Discovery Green park management said donations from players using the park could help offset the cost of providing security for those players who violate park rules.

"How can we get it so that the system is supported with the new demand? We haven't quite come up with that idea yet," said Barry Mandel, president of Discovery Green.

This week, park management submitted a request to game developer Niantic to remove all PokéStops and Pokémon Gyms, both of which are locations where players gather to catch and battle their virtual characters. The placement of these locations was determined by the game developers - property owners had no say, resulting in numerous controversies since the app's launch.

It's a move Mandel never wanted to have to make.

"Our mission is very in-line with the Pokémon GO app," explained Mandel. "It's about getting people up, getting people out, getting people moving, getting people connected to each other, and it is unfortunate that there are a few who are abusing the situation and it kind of ruins it for all the rest of us."

The game can trigger rare Pokémon to pop up at late hours of the night, drawing players into the park after hours. Management says it's costing the park thousands in added security to ensure players are not injured and property is not damaged. Crowds of players are also interrupting after-hour maintenance work.

"We just don't have the budget, since we are privately funded and have to raise all our own dollars," said Mandel, who explained the park receives no city tax dollars and no profits from local parking meters.

While local restaurants and vendors have seen an uptick in sales thanks to the added foot traffic, Mandel says it's not enough to offset the increased costs.

When it comes to hiring more security, Mandel says that would cut into funds for the other 600 free events the park hosts during the year. Volunteer security would have to be certified professionals - the park is not willing to compromise quality when it comes to the safety.

Several players in the park Saturday afternoon told FOX 26 they hated seeing the game get shut down, but also understood the need for safety. When asked whether they would donate money to the park to help it maintain proper security - thereby saving the PokéStops - many said they would consider that option.

Three PokéStops have already been removed in Discovery Green.
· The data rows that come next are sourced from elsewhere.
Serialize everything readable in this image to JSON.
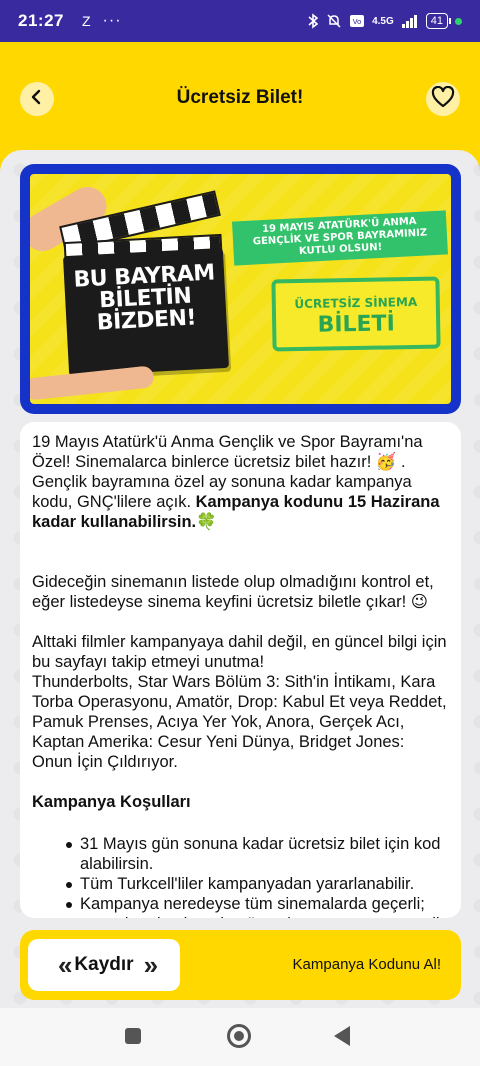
{
  "status_bar": {
    "time": "21:27",
    "z": "Z",
    "dots": "···",
    "network": "4.5G",
    "battery": "41"
  },
  "header": {
    "title": "Ücretsiz Bilet!"
  },
  "banner": {
    "clapboard_text": "BU BAYRAM BİLETİN BİZDEN!",
    "green_banner": "19 MAYIS ATATÜRK'Ü ANMA GENÇLİK VE SPOR BAYRAMINIZ KUTLU OLSUN!",
    "ticket_line1": "ÜCRETSİZ SİNEMA",
    "ticket_line2": "BİLETİ"
  },
  "content": {
    "intro": "19 Mayıs Atatürk'ü Anma Gençlik ve Spor Bayramı'na Özel!  Sinemalarca binlerce ücretsiz bilet hazır! 🥳 . Gençlik bayramına özel ay sonuna kadar kampanya kodu, GNÇ'lilere açık. ",
    "intro_bold": "Kampanya kodunu 15 Hazirana kadar kullanabilirsin.",
    "intro_emoji": "🍀",
    "check_cinema": "Gideceğin sinemanın listede olup olmadığını kontrol et, eğer listedeyse sinema keyfini ücretsiz biletle çıkar! 😉",
    "excluded_intro": "Alttaki filmler kampanyaya dahil değil, en güncel bilgi için bu sayfayı takip etmeyi unutma!",
    "excluded_list": "Thunderbolts, Star Wars Bölüm 3: Sith'in İntikamı, Kara Torba Operasyonu, Amatör, Drop: Kabul Et veya Reddet, Pamuk Prenses, Acıya Yer Yok, Anora, Gerçek Acı, Kaptan Amerika: Cesur Yeni Dünya, Bridget Jones: Onun İçin Çıldırıyor.",
    "conditions_title": "Kampanya Koşulları",
    "conditions": [
      "31 Mayıs gün sonuna kadar ücretsiz bilet için kod alabilirsin.",
      "Tüm Turkcell'liler kampanyadan yararlanabilir.",
      "Kampanya neredeyse tüm sinemalarda geçerli; ama yine de gitmeden önce kampanyanın geçerli"
    ]
  },
  "action_bar": {
    "slide_label": "Kaydır",
    "get_code_label": "Kampanya Kodunu Al!"
  },
  "colors": {
    "brand_yellow": "#ffd800",
    "status_purple": "#3a2aa0",
    "banner_blue": "#1533c9",
    "green": "#32c26b"
  }
}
Niantic acknowledged the parks' request to remove all stops, but gave no timeline for when they'd go away.

If you love Pokémon GO, and want to see it continue in privately funded non-profit locations, take a moment between catching them all to visit the organization's website and make a donation.